* DATASET *
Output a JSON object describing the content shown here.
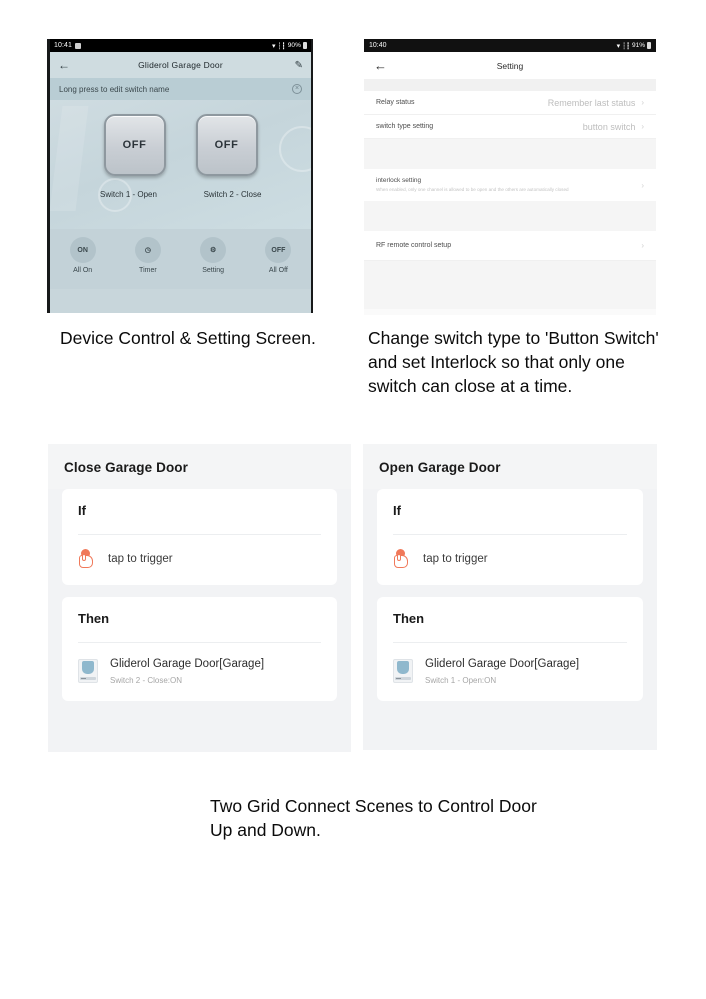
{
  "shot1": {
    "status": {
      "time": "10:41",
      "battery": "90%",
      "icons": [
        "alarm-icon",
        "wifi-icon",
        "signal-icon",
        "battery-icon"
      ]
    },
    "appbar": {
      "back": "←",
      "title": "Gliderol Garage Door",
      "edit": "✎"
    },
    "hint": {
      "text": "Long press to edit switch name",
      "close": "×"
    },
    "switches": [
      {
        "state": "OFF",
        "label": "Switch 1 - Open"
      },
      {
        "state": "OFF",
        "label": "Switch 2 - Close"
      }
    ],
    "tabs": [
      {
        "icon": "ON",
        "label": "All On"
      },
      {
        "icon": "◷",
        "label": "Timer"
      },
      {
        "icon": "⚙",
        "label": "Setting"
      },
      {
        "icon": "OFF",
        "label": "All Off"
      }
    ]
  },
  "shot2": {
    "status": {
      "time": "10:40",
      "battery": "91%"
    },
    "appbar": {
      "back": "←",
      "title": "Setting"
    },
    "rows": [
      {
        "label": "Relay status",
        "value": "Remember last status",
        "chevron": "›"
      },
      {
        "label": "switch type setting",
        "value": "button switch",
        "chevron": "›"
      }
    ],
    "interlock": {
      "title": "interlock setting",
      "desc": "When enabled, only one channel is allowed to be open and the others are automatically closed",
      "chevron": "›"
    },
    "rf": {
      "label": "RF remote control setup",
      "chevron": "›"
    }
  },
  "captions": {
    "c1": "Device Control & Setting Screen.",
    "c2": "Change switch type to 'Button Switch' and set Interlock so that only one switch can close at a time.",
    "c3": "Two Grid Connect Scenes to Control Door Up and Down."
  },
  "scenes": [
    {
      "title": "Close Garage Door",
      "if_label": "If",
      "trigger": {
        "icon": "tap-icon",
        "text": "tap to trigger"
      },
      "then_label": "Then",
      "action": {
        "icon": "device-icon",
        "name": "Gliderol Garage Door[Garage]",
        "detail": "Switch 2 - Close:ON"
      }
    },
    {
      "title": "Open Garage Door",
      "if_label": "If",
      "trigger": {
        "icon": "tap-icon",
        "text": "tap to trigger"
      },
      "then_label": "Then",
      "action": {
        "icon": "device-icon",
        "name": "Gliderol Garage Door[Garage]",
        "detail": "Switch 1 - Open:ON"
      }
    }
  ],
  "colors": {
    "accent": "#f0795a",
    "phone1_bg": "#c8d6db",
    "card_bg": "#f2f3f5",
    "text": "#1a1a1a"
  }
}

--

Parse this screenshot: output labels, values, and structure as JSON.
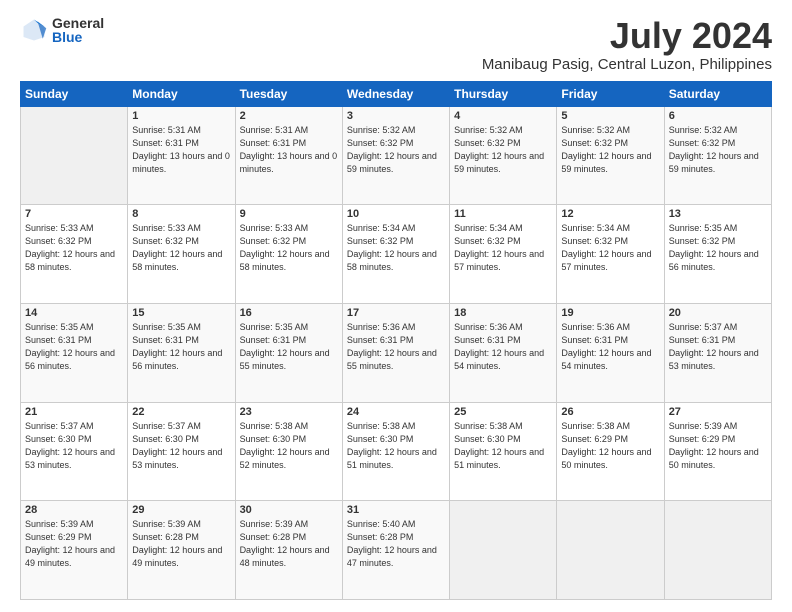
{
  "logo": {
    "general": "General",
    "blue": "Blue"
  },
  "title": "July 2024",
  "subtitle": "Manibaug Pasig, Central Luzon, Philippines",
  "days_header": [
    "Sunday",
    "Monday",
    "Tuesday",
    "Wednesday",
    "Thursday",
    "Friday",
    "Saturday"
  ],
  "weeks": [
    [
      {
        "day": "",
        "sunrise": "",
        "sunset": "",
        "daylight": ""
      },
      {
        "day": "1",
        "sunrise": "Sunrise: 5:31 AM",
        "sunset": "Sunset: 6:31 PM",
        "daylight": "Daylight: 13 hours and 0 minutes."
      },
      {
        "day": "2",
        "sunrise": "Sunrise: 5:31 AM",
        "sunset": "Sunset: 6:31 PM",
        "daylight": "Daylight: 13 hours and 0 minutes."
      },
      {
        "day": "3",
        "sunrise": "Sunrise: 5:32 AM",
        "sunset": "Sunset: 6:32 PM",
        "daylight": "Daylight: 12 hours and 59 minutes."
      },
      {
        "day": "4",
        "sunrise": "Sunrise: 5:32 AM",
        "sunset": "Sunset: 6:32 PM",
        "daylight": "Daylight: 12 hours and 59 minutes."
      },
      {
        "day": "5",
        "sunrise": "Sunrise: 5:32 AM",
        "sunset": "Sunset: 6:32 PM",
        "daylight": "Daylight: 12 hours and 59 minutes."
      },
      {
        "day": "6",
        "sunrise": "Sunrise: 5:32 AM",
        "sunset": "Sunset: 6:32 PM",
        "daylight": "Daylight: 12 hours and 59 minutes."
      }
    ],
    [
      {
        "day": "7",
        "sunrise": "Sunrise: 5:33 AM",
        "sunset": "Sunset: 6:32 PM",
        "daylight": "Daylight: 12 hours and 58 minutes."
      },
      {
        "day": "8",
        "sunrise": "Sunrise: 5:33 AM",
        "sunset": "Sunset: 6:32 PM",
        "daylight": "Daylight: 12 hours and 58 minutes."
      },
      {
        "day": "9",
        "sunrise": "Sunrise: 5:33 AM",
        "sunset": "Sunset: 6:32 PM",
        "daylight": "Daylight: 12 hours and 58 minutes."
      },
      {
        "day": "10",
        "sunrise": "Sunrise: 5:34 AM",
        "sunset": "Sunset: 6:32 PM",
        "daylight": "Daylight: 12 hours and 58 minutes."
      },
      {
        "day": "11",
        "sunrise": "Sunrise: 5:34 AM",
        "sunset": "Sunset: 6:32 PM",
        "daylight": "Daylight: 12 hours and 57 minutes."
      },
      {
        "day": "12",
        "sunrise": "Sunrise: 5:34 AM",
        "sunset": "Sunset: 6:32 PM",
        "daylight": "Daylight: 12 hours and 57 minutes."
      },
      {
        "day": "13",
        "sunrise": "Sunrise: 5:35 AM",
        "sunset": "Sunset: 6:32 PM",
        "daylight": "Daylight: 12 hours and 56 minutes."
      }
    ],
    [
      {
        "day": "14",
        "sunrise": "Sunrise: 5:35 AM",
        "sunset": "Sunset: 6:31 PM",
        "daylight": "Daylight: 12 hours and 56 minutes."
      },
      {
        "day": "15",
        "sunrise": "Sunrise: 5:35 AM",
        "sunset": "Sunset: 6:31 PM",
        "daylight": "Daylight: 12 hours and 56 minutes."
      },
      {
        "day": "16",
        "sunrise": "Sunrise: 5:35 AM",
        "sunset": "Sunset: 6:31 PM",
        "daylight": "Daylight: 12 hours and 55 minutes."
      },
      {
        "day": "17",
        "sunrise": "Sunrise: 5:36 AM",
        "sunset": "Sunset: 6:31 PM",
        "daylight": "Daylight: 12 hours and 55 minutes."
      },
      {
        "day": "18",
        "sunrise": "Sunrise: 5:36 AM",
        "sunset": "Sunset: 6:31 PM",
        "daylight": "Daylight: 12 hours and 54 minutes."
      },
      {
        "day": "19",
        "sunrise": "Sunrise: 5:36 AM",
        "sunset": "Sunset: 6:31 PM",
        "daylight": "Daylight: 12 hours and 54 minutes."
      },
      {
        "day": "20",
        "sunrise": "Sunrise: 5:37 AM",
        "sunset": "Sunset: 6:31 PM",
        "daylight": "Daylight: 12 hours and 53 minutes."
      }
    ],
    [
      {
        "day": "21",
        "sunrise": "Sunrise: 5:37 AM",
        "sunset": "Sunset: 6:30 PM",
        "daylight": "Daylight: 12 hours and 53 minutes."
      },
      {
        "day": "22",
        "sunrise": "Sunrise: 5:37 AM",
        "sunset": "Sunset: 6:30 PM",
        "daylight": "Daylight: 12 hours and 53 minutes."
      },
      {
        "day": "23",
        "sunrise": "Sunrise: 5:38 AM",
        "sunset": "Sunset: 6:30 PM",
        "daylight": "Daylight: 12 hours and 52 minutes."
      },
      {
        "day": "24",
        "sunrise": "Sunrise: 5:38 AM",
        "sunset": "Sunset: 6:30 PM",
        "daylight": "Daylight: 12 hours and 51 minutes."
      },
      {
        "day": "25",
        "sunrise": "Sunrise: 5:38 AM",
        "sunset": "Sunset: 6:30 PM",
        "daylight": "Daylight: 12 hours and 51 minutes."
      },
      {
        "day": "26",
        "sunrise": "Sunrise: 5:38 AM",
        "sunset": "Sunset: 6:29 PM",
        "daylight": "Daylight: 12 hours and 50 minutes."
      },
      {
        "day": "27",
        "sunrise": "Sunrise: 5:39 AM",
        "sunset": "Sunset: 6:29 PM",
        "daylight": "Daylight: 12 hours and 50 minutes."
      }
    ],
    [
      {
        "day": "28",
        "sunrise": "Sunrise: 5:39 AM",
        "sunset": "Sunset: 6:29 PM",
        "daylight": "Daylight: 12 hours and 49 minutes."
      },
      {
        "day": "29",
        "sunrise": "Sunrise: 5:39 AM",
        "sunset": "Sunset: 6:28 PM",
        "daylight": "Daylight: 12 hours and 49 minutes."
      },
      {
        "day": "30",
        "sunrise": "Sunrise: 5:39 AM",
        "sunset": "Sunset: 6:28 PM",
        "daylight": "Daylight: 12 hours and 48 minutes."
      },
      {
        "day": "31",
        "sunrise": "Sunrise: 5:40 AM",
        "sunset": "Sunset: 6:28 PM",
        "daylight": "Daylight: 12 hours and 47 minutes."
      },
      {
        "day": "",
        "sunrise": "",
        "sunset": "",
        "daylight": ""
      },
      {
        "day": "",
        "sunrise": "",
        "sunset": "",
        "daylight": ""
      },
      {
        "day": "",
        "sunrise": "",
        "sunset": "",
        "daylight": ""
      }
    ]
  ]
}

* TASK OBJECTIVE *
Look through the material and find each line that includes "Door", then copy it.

* RESULT OF THE TASK *
      "title": "Gliderol Garage Door",
    "c3": "Two Grid Connect Scenes to Control Door Up and Down."
      "title": "Close Garage Door",
        "name": "Gliderol Garage Door[Garage]",
      "title": "Open Garage Door",
        "name": "Gliderol Garage Door[Garage]",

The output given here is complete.